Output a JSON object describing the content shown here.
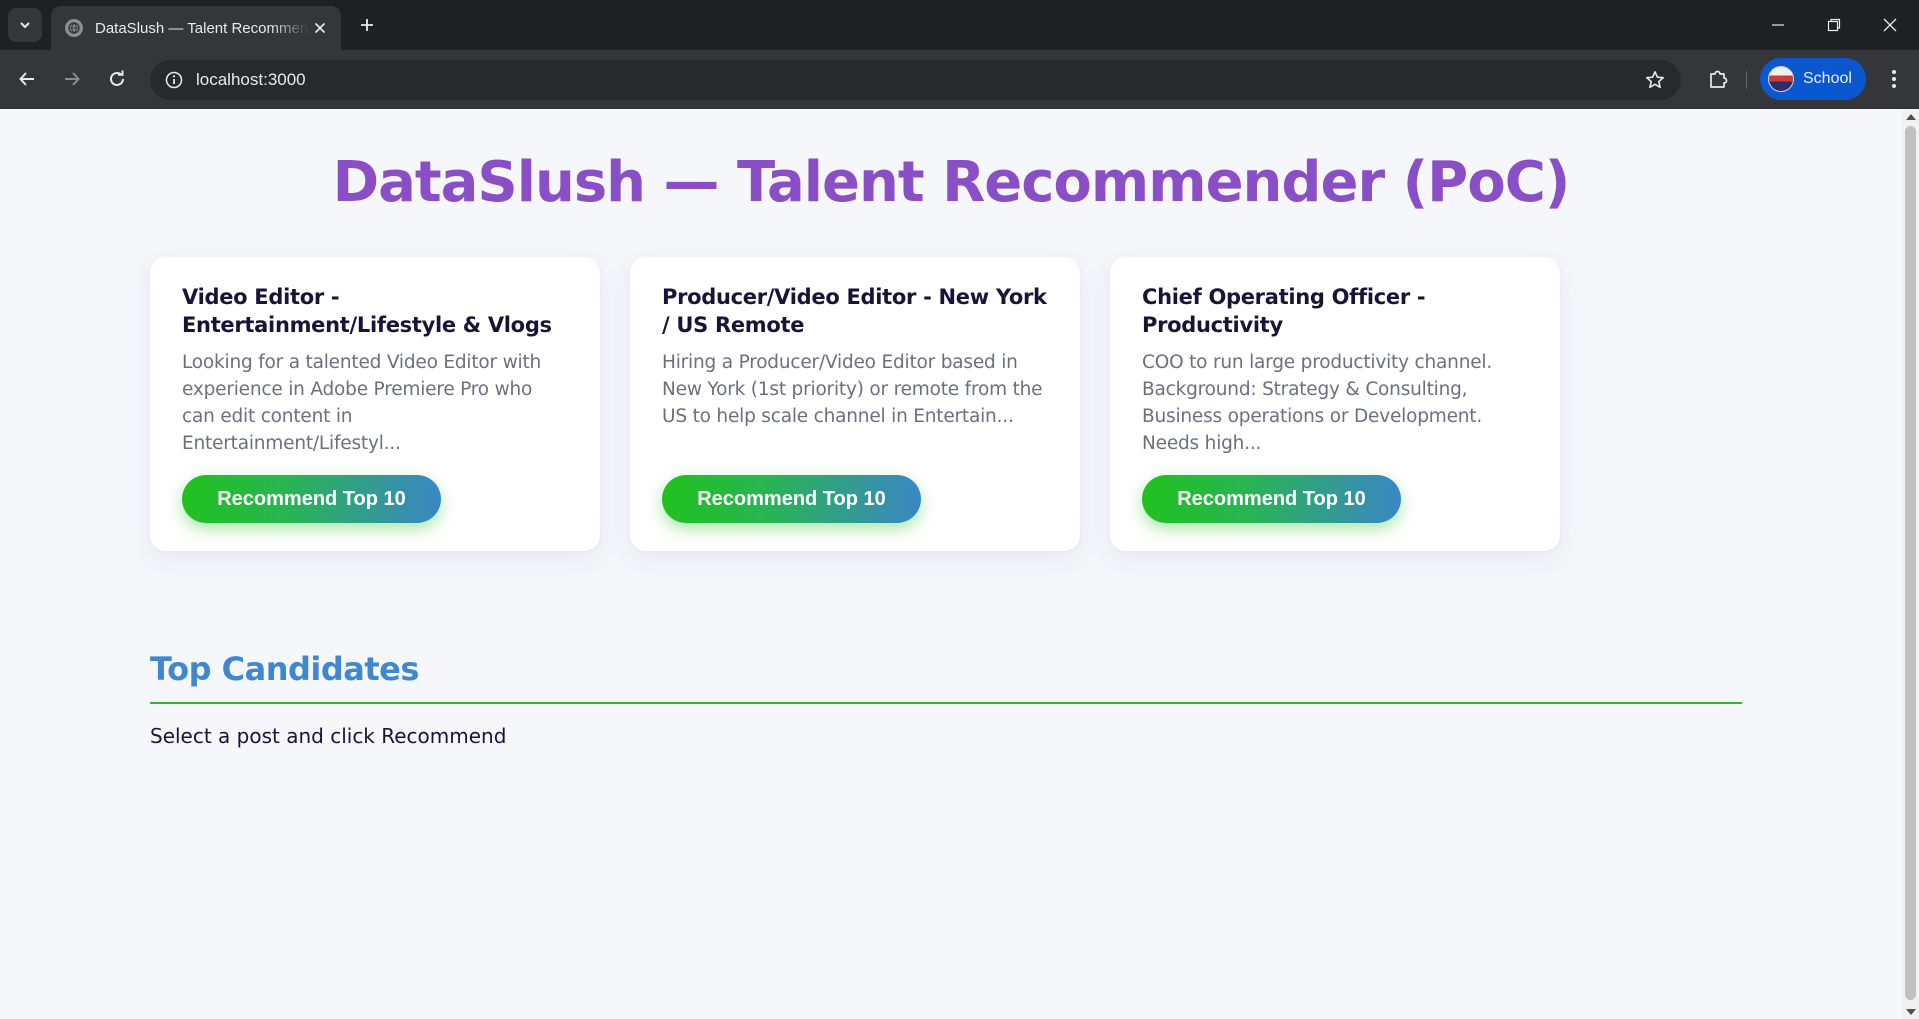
{
  "browser": {
    "tab": {
      "title": "DataSlush — Talent Recommender (PoC)"
    },
    "address_bar": {
      "url": "localhost:3000"
    },
    "profile": {
      "label": "School"
    }
  },
  "page": {
    "title": "DataSlush — Talent Recommender (PoC)",
    "posts": [
      {
        "title": "Video Editor - Entertainment/Lifestyle & Vlogs",
        "description": "Looking for a talented Video Editor with experience in Adobe Premiere Pro who can edit content in Entertainment/Lifestyl...",
        "button_label": "Recommend Top 10"
      },
      {
        "title": "Producer/Video Editor - New York / US Remote",
        "description": "Hiring a Producer/Video Editor based in New York (1st priority) or remote from the US to help scale channel in Entertain...",
        "button_label": "Recommend Top 10"
      },
      {
        "title": "Chief Operating Officer - Productivity",
        "description": "COO to run large productivity channel. Background: Strategy & Consulting, Business operations or Development. Needs high...",
        "button_label": "Recommend Top 10"
      }
    ],
    "candidates": {
      "heading": "Top Candidates",
      "empty_message": "Select a post and click Recommend"
    }
  },
  "colors": {
    "title": "#8a4fc6",
    "section_heading": "#3f88cf",
    "accent_green": "#1ec21e",
    "accent_blue": "#3a86c6"
  }
}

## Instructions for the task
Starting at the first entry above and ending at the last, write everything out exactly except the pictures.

## Answer box
Output a JSON object describing the content shown here.
{
  "browser": {
    "tab": {
      "title": "DataSlush — Talent Recommender (PoC)"
    },
    "address_bar": {
      "url": "localhost:3000"
    },
    "profile": {
      "label": "School"
    }
  },
  "page": {
    "title": "DataSlush — Talent Recommender (PoC)",
    "posts": [
      {
        "title": "Video Editor - Entertainment/Lifestyle & Vlogs",
        "description": "Looking for a talented Video Editor with experience in Adobe Premiere Pro who can edit content in Entertainment/Lifestyl...",
        "button_label": "Recommend Top 10"
      },
      {
        "title": "Producer/Video Editor - New York / US Remote",
        "description": "Hiring a Producer/Video Editor based in New York (1st priority) or remote from the US to help scale channel in Entertain...",
        "button_label": "Recommend Top 10"
      },
      {
        "title": "Chief Operating Officer - Productivity",
        "description": "COO to run large productivity channel. Background: Strategy & Consulting, Business operations or Development. Needs high...",
        "button_label": "Recommend Top 10"
      }
    ],
    "candidates": {
      "heading": "Top Candidates",
      "empty_message": "Select a post and click Recommend"
    }
  },
  "colors": {
    "title": "#8a4fc6",
    "section_heading": "#3f88cf",
    "accent_green": "#1ec21e",
    "accent_blue": "#3a86c6"
  }
}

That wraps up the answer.